__Extracted records__:
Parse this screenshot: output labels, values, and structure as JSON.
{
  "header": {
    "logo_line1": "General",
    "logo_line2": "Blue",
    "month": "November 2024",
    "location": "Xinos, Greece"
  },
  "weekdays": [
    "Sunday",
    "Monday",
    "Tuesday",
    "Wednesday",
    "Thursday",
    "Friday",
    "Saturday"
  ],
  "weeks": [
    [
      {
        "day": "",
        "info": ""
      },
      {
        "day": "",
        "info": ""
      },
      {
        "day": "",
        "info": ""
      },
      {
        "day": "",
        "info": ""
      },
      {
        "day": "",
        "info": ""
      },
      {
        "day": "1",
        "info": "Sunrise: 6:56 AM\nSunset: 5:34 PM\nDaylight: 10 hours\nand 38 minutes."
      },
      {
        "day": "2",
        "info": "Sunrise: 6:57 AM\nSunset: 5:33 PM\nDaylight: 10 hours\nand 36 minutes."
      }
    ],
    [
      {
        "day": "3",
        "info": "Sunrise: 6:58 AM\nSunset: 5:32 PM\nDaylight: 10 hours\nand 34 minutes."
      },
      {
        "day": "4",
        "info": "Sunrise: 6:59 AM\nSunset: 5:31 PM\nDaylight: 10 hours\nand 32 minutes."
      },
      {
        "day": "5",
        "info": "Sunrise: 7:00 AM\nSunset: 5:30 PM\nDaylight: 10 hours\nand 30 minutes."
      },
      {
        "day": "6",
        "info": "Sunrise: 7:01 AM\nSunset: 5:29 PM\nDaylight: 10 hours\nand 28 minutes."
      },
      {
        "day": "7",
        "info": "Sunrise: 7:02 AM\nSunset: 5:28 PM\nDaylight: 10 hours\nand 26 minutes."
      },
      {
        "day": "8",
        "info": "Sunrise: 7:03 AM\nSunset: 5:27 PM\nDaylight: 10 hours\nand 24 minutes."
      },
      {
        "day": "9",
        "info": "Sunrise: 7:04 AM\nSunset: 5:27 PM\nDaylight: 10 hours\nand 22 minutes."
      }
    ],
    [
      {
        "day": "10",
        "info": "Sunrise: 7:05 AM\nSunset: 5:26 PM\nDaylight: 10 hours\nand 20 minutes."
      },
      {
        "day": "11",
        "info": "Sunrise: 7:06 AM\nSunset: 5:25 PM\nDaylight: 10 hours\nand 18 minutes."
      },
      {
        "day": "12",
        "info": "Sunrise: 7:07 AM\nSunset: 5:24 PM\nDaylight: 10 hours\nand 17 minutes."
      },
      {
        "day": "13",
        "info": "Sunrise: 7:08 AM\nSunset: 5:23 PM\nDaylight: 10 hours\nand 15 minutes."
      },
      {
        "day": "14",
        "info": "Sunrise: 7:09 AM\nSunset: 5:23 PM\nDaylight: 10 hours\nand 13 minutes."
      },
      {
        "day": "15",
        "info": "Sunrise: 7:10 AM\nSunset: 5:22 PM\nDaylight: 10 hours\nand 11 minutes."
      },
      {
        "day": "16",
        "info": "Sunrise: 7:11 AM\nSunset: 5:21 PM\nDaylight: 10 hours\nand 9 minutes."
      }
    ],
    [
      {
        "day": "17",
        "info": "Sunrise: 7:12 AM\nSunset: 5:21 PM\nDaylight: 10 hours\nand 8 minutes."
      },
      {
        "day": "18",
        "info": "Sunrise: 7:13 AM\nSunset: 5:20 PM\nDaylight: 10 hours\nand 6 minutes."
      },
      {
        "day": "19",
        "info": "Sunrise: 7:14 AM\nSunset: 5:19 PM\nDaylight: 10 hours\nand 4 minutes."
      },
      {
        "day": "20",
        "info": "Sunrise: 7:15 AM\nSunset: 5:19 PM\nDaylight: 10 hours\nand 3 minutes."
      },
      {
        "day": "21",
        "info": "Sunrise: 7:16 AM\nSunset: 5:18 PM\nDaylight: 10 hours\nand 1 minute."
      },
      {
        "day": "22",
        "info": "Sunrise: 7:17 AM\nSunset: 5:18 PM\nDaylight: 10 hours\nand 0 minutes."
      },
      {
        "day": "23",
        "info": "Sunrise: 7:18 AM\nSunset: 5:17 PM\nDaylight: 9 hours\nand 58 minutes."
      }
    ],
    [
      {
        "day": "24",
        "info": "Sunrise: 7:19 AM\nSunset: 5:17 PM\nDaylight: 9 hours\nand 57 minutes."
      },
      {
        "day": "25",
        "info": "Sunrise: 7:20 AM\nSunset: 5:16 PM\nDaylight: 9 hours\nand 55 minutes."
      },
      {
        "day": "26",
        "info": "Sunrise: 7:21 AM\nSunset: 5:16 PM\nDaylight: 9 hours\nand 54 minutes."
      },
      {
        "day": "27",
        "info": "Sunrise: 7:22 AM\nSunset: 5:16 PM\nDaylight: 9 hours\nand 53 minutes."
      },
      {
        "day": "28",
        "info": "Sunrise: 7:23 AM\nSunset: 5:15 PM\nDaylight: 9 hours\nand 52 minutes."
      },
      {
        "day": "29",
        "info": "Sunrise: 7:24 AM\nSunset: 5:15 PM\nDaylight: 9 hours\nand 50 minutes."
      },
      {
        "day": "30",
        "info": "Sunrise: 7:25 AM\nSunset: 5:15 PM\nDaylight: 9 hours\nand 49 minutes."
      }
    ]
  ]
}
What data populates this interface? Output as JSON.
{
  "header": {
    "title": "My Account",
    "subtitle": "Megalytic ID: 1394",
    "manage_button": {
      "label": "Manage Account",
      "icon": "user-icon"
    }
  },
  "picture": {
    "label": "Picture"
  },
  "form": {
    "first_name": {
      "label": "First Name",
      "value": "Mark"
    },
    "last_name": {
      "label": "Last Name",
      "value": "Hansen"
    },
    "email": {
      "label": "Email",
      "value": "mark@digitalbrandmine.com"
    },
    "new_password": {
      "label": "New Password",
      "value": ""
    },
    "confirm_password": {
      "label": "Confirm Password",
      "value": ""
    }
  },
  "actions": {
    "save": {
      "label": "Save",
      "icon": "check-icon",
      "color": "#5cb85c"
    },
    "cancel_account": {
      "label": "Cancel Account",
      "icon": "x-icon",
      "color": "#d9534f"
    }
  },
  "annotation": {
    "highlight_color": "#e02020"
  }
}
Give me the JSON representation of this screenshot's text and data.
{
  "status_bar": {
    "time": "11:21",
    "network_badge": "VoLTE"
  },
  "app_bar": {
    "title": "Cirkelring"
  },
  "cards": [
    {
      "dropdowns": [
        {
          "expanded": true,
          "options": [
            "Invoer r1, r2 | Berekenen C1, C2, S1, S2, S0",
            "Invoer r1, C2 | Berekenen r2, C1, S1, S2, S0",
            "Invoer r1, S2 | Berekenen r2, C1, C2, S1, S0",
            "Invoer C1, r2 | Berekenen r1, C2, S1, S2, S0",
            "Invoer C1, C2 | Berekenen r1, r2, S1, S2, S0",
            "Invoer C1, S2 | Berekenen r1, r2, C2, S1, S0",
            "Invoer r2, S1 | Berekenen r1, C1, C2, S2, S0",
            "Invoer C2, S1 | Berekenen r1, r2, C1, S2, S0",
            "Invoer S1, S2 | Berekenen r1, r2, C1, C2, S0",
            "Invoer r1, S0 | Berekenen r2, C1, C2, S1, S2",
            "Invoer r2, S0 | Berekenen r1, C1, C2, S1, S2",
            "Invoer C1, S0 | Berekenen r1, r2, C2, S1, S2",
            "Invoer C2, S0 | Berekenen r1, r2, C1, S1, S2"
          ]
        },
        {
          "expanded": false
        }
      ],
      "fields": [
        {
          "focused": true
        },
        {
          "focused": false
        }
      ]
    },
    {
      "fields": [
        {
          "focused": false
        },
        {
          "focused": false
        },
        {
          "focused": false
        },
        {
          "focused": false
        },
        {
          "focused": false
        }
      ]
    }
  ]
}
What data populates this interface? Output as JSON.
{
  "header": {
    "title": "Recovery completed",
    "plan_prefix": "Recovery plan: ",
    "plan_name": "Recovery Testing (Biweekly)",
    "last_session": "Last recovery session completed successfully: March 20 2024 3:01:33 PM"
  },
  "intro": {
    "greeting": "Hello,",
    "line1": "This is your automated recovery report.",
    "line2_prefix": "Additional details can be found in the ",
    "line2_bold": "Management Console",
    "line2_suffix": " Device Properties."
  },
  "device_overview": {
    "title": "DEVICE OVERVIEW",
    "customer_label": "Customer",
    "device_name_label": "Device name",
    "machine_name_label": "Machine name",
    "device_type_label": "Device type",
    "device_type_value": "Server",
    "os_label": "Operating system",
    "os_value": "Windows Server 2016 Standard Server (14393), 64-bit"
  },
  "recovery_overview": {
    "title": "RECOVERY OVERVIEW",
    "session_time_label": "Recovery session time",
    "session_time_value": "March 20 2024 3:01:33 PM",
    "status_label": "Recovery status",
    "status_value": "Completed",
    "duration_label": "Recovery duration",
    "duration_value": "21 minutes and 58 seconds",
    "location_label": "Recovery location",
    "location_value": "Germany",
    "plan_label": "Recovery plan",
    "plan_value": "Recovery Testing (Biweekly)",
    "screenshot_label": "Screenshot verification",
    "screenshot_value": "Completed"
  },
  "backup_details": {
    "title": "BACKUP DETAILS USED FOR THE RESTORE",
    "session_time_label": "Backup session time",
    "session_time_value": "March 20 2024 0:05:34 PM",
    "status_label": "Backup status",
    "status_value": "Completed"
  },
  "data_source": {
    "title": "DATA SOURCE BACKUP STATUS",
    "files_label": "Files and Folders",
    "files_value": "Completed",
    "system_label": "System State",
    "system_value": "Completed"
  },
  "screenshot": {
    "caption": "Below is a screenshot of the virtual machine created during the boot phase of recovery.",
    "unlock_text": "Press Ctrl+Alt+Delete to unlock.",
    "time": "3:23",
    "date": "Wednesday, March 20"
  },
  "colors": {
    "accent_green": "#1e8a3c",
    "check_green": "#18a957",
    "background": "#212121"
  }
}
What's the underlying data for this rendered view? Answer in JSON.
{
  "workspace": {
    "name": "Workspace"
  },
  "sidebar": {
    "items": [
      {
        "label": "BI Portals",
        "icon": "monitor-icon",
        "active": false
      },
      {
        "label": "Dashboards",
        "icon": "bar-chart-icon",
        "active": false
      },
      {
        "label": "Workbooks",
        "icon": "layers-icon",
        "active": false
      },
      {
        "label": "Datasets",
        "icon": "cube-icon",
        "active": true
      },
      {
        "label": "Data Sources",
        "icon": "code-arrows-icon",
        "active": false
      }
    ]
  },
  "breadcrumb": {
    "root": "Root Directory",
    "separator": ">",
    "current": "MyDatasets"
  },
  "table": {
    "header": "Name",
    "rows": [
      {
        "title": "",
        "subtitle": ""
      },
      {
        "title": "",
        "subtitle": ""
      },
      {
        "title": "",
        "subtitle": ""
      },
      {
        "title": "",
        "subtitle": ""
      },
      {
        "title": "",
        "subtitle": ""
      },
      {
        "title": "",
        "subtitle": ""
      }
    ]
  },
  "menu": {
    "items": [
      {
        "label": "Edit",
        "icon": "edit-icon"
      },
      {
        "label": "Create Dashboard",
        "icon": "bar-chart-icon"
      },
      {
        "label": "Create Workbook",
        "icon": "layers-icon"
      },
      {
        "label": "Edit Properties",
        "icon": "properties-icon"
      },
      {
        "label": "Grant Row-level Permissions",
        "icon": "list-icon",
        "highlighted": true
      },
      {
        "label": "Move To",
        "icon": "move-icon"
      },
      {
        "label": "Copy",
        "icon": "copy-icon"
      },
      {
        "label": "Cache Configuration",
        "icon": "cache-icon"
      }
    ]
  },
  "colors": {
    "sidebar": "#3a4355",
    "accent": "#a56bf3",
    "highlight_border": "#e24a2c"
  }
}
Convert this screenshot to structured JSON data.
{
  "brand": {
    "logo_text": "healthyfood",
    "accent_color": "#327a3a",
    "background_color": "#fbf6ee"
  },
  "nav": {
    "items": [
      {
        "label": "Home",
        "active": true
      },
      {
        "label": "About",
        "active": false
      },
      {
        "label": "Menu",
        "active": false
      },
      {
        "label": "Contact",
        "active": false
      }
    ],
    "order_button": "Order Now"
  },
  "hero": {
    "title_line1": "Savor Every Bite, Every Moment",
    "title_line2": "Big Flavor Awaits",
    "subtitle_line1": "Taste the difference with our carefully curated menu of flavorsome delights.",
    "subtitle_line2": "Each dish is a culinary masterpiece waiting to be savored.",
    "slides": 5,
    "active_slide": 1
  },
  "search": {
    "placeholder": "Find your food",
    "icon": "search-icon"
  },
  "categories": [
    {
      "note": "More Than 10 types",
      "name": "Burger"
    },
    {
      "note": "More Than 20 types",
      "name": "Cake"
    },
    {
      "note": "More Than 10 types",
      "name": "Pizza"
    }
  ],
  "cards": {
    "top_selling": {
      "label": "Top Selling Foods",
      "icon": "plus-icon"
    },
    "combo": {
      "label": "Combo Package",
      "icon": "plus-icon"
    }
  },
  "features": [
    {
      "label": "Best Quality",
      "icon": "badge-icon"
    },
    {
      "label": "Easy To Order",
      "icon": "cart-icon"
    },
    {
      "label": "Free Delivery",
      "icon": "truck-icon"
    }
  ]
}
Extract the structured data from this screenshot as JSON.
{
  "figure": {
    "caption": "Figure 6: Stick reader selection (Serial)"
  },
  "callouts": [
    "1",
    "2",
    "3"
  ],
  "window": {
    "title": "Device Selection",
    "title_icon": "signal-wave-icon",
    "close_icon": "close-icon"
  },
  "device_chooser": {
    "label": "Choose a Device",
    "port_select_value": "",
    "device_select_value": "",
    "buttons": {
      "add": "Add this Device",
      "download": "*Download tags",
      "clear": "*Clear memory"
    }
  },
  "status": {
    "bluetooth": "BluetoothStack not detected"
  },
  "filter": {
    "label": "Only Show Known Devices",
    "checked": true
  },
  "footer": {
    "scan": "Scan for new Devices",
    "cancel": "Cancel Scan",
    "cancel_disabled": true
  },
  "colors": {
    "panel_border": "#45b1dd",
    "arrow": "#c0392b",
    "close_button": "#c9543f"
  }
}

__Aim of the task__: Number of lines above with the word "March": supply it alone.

__Result of this exercise__: 4